WHAT NEEDS TO BE DONE » Pull every line of the entries that has the word "link".

-------- MATERIAL TO PROCESS

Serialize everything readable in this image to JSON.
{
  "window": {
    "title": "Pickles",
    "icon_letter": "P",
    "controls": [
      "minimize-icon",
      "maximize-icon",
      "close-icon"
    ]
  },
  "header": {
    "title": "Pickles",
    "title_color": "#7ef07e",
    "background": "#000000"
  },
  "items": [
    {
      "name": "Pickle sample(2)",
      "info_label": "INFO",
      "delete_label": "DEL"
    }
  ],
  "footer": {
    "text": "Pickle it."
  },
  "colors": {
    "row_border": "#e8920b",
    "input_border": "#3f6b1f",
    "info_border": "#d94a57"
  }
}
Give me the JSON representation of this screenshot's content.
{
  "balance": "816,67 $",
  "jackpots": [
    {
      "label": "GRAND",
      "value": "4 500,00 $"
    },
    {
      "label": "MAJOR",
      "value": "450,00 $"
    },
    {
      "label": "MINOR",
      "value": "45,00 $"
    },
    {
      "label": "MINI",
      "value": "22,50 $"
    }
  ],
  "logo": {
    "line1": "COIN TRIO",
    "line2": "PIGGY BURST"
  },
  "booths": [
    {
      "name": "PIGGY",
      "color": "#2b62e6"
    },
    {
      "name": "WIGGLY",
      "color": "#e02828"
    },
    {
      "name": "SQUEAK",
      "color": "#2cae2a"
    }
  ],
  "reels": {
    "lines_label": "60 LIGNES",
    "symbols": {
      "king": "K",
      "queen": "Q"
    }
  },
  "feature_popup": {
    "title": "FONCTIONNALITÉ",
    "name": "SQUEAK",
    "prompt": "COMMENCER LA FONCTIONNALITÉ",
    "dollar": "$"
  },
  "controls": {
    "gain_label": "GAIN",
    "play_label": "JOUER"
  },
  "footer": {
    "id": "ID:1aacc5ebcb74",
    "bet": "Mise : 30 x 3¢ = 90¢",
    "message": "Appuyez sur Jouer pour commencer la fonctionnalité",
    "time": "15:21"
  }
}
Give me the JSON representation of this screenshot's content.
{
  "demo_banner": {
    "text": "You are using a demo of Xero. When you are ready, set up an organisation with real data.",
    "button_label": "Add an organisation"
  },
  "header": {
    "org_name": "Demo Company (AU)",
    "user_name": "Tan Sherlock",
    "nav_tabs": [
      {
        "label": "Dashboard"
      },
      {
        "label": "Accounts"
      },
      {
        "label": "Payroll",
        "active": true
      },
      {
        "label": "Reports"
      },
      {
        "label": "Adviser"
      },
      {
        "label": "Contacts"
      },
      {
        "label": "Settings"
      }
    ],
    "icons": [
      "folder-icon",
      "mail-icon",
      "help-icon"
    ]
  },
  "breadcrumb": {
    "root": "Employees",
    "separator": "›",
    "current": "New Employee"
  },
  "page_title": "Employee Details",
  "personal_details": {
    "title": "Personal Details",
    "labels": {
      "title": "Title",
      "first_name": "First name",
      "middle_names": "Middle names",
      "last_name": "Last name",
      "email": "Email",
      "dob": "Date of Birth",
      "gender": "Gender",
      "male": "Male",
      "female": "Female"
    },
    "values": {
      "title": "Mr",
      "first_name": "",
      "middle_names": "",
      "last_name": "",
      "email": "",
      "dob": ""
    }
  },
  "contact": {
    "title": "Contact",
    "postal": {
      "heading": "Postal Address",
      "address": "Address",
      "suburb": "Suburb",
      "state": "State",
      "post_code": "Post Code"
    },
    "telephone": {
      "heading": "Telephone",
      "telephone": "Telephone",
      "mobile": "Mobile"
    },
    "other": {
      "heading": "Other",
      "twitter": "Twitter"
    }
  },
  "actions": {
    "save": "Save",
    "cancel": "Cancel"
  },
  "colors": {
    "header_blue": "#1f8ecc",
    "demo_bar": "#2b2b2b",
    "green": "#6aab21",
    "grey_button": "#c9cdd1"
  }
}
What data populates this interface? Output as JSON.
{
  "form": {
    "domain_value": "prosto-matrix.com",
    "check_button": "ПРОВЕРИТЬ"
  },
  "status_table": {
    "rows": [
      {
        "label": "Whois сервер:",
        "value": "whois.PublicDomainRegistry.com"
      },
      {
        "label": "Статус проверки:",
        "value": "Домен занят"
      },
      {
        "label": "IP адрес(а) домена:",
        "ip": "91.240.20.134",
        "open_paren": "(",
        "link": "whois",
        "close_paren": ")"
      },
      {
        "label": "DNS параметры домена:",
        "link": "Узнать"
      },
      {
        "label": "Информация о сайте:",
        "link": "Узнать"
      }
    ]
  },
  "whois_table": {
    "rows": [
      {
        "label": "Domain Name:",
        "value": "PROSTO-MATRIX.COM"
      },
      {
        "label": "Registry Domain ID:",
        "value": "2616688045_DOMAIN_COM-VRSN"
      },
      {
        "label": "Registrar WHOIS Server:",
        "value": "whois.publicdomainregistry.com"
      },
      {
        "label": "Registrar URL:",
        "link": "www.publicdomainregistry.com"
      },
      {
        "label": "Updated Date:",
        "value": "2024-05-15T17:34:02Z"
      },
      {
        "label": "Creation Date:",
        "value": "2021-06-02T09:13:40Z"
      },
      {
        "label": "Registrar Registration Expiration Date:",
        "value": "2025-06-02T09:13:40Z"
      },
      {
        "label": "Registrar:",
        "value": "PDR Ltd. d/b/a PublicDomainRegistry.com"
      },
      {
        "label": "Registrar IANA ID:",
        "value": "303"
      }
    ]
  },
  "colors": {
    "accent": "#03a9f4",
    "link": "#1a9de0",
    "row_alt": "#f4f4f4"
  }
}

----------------

SOLUTION TO THE PROBLEM »
        "link": "whois",
        "link": "Узнать"
        "link": "Узнать"
        "link": "www.publicdomainregistry.com"
    "link": "#1a9de0",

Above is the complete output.